[Opening Supplied records section]

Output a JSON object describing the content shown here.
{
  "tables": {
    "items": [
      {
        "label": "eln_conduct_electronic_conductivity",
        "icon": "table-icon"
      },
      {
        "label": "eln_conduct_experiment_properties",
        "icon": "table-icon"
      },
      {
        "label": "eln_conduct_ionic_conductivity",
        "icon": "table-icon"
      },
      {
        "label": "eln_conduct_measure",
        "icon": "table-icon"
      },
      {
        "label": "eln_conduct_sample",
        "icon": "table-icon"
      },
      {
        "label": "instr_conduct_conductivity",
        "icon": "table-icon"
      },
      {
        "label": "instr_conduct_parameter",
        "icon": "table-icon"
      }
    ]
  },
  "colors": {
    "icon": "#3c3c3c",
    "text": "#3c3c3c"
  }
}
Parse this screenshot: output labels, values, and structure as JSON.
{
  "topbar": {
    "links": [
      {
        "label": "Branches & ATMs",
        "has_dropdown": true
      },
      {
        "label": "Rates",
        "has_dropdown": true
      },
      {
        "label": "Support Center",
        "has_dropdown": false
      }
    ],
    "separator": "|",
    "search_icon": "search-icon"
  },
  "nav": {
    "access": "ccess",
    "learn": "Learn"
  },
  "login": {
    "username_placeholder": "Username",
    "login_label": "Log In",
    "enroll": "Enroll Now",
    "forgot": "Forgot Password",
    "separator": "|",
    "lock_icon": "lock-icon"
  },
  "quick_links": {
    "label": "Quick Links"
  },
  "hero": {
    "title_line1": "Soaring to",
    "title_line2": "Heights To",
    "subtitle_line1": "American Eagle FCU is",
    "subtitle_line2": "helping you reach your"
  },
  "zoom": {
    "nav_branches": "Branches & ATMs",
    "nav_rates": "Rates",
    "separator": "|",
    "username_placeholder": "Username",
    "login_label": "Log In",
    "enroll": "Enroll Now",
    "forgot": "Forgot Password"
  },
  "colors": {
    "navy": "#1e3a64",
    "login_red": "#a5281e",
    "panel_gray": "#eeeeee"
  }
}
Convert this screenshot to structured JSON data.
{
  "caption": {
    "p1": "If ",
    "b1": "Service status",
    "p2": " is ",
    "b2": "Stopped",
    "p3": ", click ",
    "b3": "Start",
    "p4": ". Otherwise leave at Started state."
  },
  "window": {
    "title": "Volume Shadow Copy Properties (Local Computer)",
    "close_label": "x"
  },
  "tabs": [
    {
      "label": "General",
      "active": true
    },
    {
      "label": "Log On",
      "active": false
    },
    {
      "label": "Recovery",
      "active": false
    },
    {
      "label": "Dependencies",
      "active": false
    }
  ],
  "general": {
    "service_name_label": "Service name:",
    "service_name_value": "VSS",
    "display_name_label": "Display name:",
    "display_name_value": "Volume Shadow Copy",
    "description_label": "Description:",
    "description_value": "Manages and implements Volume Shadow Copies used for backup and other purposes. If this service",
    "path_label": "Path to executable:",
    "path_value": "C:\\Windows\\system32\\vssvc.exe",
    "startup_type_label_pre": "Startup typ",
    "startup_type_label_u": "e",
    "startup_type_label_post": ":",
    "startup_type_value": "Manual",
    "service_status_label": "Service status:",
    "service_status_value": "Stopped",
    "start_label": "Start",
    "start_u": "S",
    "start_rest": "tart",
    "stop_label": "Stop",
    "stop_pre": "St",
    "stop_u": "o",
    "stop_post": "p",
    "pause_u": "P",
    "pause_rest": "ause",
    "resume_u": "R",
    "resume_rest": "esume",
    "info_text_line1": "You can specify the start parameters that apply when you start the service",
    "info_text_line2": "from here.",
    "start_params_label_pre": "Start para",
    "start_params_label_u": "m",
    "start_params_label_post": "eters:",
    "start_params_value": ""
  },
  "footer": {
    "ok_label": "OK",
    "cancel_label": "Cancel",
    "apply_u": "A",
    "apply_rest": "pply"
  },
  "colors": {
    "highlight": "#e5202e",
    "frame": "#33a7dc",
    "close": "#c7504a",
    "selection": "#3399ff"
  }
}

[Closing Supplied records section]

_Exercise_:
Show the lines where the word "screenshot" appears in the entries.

_Solution to this problem_:
Parse this screenshot: output labels, values, and structure as JSON.
Convert this screenshot to structured JSON data.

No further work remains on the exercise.